# Assigned task
Give the total of lines holding the word "JSON" in the records below, and nothing else.

# Data for analysis
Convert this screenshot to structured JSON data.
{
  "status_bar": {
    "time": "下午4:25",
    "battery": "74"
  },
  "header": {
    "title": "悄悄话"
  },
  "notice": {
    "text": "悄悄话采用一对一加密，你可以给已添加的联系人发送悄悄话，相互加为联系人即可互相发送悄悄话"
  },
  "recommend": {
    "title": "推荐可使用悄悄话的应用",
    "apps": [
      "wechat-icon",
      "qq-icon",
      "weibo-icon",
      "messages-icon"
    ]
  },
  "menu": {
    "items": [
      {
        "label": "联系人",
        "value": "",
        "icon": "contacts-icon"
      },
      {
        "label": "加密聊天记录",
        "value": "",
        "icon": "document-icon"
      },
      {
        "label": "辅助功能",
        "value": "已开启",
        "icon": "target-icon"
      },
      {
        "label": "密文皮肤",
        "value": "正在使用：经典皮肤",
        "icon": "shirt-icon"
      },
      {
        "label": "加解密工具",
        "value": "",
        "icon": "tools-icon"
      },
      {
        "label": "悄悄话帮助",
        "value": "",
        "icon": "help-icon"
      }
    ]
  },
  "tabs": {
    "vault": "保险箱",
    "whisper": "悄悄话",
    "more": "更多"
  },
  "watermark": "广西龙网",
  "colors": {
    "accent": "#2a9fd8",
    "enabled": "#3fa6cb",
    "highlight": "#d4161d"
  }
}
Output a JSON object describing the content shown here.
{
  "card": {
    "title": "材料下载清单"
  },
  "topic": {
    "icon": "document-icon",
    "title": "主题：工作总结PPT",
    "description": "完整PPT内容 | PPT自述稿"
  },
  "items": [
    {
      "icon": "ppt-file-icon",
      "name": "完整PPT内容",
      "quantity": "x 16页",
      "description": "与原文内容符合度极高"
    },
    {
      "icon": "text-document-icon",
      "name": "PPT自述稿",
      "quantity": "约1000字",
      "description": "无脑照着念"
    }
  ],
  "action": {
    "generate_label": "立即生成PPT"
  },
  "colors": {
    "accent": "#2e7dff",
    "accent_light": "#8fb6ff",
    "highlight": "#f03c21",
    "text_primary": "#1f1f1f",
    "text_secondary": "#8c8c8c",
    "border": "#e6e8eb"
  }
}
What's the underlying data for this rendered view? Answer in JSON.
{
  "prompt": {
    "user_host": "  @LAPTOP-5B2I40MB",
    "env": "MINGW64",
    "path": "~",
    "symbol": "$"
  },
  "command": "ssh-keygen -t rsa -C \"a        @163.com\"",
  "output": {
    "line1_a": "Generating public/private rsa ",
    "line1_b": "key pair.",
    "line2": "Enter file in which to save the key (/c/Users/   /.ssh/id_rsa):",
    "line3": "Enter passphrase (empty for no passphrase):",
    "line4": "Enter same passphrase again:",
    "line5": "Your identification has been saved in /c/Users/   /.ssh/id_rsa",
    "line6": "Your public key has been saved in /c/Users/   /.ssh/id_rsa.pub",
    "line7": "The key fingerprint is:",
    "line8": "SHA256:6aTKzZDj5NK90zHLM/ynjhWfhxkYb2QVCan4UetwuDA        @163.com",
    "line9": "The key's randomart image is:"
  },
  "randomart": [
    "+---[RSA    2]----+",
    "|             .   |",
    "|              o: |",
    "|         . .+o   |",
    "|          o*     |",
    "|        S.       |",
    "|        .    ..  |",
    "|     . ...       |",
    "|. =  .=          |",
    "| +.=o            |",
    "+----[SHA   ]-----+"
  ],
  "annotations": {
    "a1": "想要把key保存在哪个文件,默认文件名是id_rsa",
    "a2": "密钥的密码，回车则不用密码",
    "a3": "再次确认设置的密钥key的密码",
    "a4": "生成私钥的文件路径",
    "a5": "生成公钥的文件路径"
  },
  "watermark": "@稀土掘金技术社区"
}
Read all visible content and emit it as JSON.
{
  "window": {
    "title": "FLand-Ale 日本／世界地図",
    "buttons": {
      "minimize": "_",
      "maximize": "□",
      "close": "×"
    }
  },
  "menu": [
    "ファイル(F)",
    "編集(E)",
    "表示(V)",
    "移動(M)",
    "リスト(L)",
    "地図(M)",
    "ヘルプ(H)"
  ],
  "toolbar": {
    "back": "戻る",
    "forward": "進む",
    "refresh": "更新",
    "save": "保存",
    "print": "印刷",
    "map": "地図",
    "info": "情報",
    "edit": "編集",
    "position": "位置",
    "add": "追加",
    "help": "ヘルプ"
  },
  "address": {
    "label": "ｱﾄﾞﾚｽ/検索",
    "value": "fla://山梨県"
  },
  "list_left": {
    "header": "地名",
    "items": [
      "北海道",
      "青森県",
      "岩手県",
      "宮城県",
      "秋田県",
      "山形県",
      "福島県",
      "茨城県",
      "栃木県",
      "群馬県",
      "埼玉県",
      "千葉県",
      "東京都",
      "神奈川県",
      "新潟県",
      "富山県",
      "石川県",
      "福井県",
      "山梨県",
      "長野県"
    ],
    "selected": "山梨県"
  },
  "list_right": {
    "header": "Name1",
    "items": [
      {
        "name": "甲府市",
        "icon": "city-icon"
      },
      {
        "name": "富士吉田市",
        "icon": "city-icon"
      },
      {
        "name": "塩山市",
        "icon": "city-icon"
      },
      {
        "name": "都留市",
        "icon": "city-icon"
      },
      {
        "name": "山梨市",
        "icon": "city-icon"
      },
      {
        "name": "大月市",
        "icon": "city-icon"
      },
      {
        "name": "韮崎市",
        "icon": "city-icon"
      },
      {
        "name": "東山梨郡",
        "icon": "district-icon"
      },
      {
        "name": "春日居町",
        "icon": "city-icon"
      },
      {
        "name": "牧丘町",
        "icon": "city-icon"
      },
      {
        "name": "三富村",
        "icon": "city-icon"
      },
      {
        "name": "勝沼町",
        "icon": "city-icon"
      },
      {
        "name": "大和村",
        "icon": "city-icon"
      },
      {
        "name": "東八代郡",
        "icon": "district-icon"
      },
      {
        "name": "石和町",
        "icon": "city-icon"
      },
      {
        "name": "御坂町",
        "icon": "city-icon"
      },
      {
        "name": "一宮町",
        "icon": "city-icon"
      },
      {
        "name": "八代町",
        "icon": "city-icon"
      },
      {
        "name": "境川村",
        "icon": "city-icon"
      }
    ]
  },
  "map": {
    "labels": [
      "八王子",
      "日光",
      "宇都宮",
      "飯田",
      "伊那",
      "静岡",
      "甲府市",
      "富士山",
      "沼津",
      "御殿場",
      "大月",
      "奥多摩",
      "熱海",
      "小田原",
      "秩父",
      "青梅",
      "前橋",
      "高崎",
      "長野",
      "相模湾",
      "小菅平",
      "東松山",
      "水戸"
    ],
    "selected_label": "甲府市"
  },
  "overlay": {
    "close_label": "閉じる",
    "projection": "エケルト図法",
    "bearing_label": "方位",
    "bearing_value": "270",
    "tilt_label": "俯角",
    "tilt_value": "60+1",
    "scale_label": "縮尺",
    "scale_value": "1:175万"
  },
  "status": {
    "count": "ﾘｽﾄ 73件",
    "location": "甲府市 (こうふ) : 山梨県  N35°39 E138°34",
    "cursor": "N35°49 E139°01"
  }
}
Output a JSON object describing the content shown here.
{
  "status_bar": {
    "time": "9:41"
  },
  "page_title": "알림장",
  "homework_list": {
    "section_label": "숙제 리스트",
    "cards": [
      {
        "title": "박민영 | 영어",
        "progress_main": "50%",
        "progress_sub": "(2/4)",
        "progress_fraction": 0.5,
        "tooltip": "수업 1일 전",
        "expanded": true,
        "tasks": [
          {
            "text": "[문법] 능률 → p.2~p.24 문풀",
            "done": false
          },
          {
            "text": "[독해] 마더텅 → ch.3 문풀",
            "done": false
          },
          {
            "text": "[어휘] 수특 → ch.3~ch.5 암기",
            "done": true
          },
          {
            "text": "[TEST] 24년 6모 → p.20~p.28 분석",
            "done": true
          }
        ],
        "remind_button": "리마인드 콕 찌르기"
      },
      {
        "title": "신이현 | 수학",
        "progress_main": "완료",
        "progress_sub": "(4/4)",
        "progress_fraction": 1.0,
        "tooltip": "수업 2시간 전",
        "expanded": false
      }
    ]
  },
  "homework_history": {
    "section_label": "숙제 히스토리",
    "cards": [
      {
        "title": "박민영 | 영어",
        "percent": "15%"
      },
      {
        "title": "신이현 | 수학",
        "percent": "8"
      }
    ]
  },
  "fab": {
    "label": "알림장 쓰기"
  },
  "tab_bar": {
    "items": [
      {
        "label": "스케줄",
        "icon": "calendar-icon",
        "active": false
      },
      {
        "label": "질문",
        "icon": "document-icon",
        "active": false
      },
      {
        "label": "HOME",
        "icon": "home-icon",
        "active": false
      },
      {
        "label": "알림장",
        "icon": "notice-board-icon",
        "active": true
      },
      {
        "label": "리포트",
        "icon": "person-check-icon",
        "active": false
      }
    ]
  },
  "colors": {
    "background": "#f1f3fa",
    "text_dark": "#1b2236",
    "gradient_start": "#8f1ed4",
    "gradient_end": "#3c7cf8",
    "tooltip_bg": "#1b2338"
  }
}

# Task solution
5